Want to modernize your C++ codebase, check first the banned C++11/C++14 features from the Google style guide.

The refactoring is defined as the process of changing a software system in such a way that it does not alter the external behavior of the code yet improves its internal structure.

We can enumerate three decisions made by the managers concerning the code refactoring: Continue reading “Want to modernize your C++ codebase, check first the banned C++11/C++14 features from the Google style guide.”

If the new C++ standards are good, the best practices are awesome.

C++ has been stagnated for many years, and many developers were confident that the language would have the same destiny as Cobol, Fortran, and VB6.  On the contrary and against all odds, C++ is reborned from its ashes and the new standards are importantly changing how the language is used.

The evolution of C++ by adding many interesting features does not mean that c++98 standard was a bad standard. Indeed, it gives us  many interesting features to develop all kinds of applications. We can enumerate many well-developed old C++ projects, where the code is easy to maintain and evolve. Continue reading “If the new C++ standards are good, the best practices are awesome.”

The 15 C++11 features you must really use in your C++ projects.

During the last few years, we talk about the “C++ Renaissance”. We have to admit that Microsoft was a major part of this movement, I remember this video where Craig Symonds and Mohsen Agsen talked about it.

In 2011 Microsoft announced in many articles the comeback of C++, and Microsoft C++ experts like Herb Sutter did many conferences to explain why C++ was back and mostly recommended the use of Modern C++. At the same time, the standard C++11 was approved and we began to talk about C++ as a new language. Continue reading “The 15 C++11 features you must really use in your C++ projects.”

Easy way to detect where the C++11/C++14/C++17 features are used in a C++ project : WinObjC case study.

In a previous post we talked about the clang-tidy tool to detect where you can use some new C++11/C++14/C++17 features to modernize your C++ source code.  But how we can easily detect where the new C++ features are used in a project?

Facebook and Google use intensively C++11 in their source code. Folly from Facebook as we discovered in a previos post use almost all the C++11 features and I was curious to know if Microsoft also use the new  C++11 standards in their open sourced code. Continue reading “Easy way to detect where the C++11/C++14/C++17 features are used in a C++ project : WinObjC case study.”

The rise of the new language MC++

During the last few years we talk about the “C++ Renaissance”. We have to admit that Microsoft was a major part of this movement, I remember this video where Craig Symonds and Mohsen Agsen talked about it.

In 2011 Microsoft announced in many articles the comeback of C++, and Microsoft C++ experts like Herb Sutter did many conferences to explain why C++ was back and mostly recommended the use of Modern C++. At the same time the standard C++11 was approved and we began to talk about C++ as a new language.

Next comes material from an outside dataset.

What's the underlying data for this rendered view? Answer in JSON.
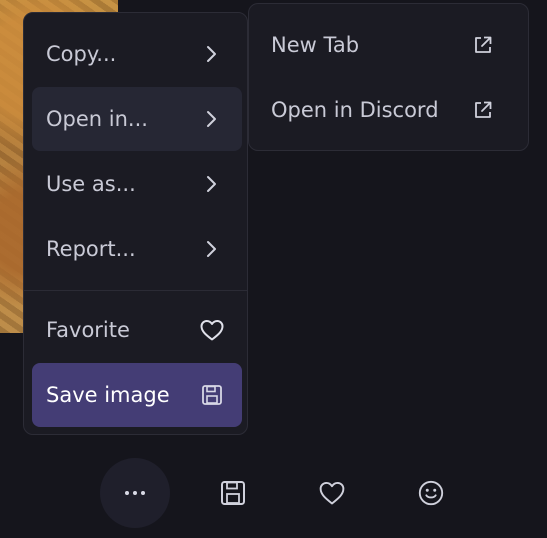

Continue reading “The rise of the new language MC++”

Learn from Folly source code the new C++11 features.

Six years ago Facebook released their C++ library named Folly , it’s a large collection of reusable C++ library components that internally at Facebook are used extensively.

But many mature C++ open source libraries exist, why introduce another one ? Here’s the motivations from their website behind  its utility:

Folly (acronymed loosely after Facebook Open Source Library) is a library of C++11 components designed with practicality and efficiency in mind. It complements (as opposed to competing against) offerings such as Boost and of course std. In fact, we embark on defining our own component only when something we need is either not available, or does not meet the needed performance profile.

Continue reading “Learn from Folly source code the new C++11 features.”